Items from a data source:

- Opening Delimiter -

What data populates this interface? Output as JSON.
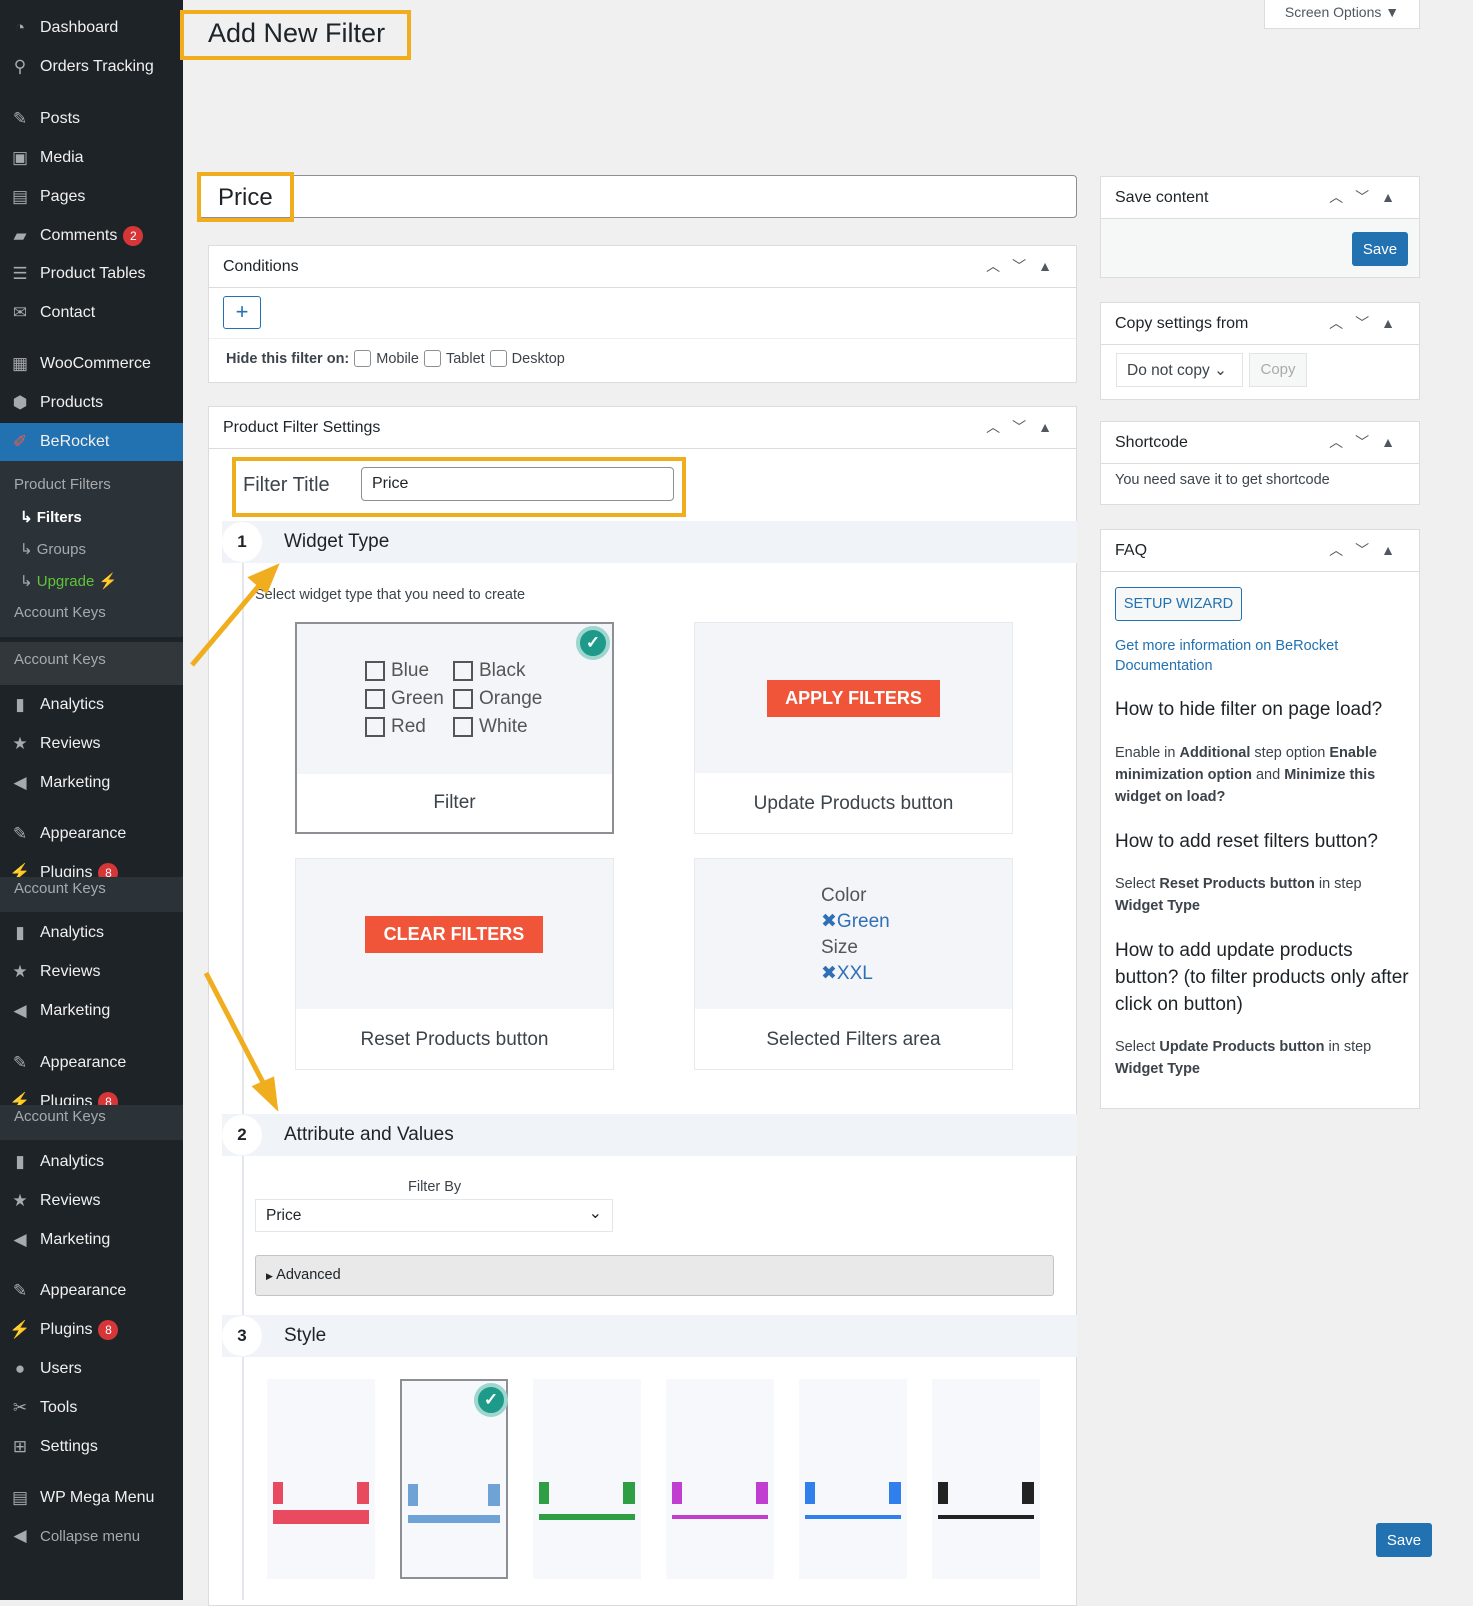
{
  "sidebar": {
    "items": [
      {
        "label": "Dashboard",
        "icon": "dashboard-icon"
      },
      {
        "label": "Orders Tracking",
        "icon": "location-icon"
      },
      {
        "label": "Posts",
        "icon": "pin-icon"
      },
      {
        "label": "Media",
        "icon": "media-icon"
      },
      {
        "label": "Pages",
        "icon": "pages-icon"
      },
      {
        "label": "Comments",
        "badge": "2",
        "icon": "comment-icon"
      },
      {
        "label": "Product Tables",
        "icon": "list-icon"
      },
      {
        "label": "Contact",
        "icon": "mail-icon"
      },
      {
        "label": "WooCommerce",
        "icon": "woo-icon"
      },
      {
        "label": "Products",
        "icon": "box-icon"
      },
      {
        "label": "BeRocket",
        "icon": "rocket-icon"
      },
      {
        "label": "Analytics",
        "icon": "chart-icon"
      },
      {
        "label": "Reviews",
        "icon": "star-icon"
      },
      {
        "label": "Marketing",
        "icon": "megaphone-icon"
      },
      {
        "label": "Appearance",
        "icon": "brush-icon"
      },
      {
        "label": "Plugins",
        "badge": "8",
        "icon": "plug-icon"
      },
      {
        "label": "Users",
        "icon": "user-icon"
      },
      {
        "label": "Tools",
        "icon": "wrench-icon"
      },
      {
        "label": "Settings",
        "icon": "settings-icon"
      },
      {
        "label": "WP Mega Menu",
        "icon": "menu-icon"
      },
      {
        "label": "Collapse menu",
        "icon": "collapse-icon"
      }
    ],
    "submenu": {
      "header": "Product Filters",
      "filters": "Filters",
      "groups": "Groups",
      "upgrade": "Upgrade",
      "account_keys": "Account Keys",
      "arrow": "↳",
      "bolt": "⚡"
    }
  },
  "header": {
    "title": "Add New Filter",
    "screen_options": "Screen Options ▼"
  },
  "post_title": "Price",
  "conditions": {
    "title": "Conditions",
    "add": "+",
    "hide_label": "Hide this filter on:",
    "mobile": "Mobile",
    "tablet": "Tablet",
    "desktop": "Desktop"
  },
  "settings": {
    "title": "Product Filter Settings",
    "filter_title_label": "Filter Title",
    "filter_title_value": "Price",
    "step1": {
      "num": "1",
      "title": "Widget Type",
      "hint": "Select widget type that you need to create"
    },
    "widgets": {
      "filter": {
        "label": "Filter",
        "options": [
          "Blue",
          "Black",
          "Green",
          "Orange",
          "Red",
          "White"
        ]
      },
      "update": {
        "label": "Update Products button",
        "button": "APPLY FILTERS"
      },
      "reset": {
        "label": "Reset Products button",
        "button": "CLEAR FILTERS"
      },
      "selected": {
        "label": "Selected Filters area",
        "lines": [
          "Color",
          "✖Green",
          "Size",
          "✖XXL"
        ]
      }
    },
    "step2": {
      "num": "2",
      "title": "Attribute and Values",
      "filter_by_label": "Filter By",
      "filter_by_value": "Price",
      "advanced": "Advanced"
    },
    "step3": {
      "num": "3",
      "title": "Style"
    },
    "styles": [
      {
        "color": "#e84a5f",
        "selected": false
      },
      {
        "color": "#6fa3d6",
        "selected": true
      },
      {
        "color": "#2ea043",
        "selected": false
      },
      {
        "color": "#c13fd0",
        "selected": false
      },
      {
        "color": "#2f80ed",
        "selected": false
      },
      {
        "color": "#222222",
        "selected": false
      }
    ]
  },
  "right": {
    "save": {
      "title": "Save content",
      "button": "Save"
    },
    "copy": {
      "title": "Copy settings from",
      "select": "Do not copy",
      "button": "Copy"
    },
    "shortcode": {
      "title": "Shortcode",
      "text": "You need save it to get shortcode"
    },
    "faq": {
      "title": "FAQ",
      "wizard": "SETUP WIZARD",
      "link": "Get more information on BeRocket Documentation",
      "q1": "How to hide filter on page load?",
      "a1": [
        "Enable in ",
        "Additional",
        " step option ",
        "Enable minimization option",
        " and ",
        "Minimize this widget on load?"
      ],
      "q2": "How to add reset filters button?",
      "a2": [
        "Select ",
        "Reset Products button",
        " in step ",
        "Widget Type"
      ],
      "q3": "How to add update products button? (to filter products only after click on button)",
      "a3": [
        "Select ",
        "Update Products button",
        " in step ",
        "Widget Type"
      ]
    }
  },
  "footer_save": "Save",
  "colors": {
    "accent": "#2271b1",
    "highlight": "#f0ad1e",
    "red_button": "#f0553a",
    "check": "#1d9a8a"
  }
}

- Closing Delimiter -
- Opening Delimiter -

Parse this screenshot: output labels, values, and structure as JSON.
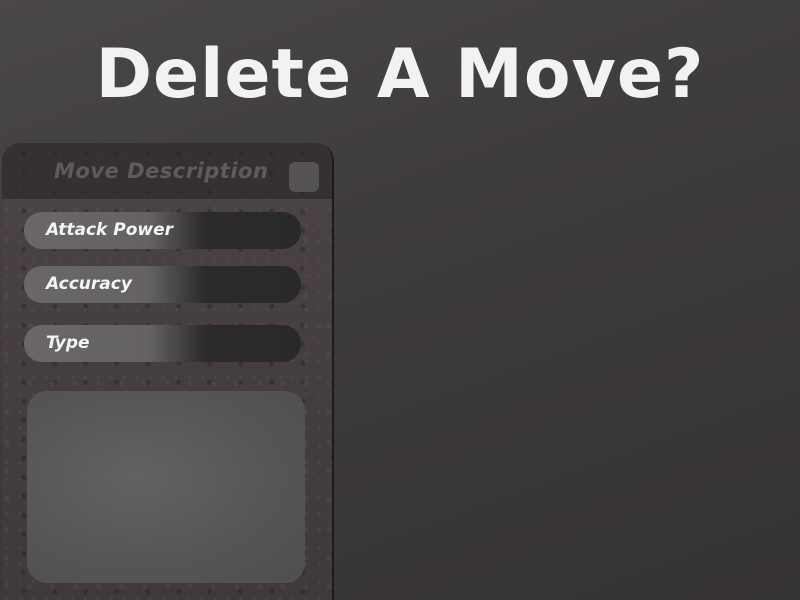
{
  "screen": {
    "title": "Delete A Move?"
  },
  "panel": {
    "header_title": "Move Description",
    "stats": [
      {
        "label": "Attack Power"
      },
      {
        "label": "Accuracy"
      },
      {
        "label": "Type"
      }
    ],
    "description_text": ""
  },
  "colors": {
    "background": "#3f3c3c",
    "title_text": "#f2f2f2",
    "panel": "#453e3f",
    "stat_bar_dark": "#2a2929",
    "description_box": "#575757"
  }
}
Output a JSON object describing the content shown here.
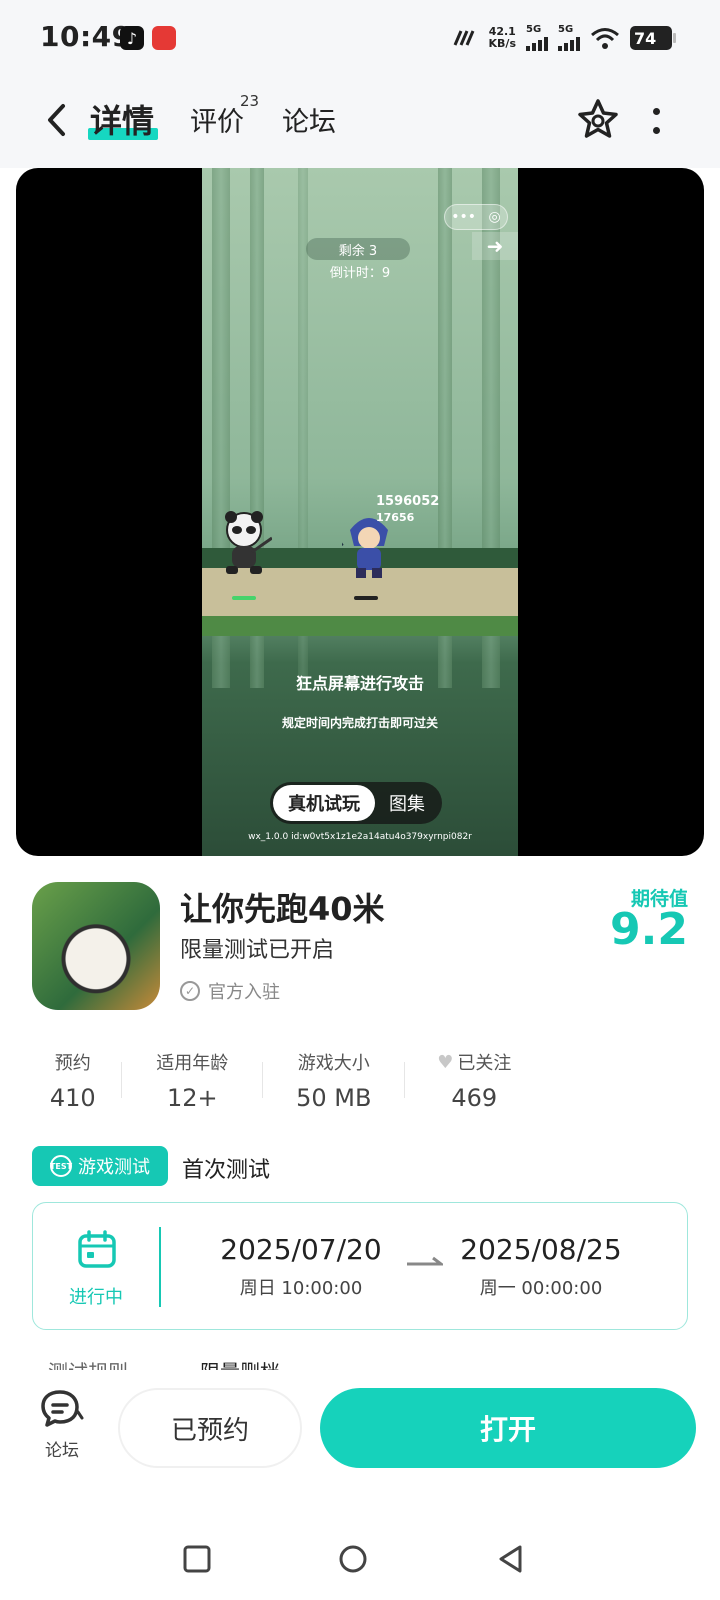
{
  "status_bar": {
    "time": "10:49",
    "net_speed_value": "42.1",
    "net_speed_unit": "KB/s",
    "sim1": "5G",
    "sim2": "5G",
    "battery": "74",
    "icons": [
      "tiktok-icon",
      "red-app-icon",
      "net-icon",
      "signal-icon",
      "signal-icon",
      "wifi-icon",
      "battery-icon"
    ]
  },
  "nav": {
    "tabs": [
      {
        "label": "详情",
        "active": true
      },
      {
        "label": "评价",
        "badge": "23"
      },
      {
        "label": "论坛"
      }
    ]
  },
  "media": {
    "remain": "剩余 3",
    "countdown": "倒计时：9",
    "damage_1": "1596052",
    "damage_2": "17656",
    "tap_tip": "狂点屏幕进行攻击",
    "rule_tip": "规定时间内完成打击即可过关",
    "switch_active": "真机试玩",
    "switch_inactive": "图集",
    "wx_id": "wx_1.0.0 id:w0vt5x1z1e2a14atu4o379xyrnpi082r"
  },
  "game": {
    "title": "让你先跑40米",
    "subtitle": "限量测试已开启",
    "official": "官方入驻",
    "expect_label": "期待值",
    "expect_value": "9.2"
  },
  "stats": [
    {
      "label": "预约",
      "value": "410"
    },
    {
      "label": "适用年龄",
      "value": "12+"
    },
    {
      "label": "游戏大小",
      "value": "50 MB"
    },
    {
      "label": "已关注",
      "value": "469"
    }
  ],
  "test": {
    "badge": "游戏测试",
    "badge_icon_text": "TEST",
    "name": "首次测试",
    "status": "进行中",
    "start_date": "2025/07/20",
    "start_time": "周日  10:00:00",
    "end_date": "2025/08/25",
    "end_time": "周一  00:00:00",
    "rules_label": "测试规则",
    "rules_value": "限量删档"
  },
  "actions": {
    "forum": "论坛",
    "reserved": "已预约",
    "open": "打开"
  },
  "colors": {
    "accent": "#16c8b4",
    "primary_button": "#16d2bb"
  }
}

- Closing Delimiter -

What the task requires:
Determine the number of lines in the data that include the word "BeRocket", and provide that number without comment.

Your response:
2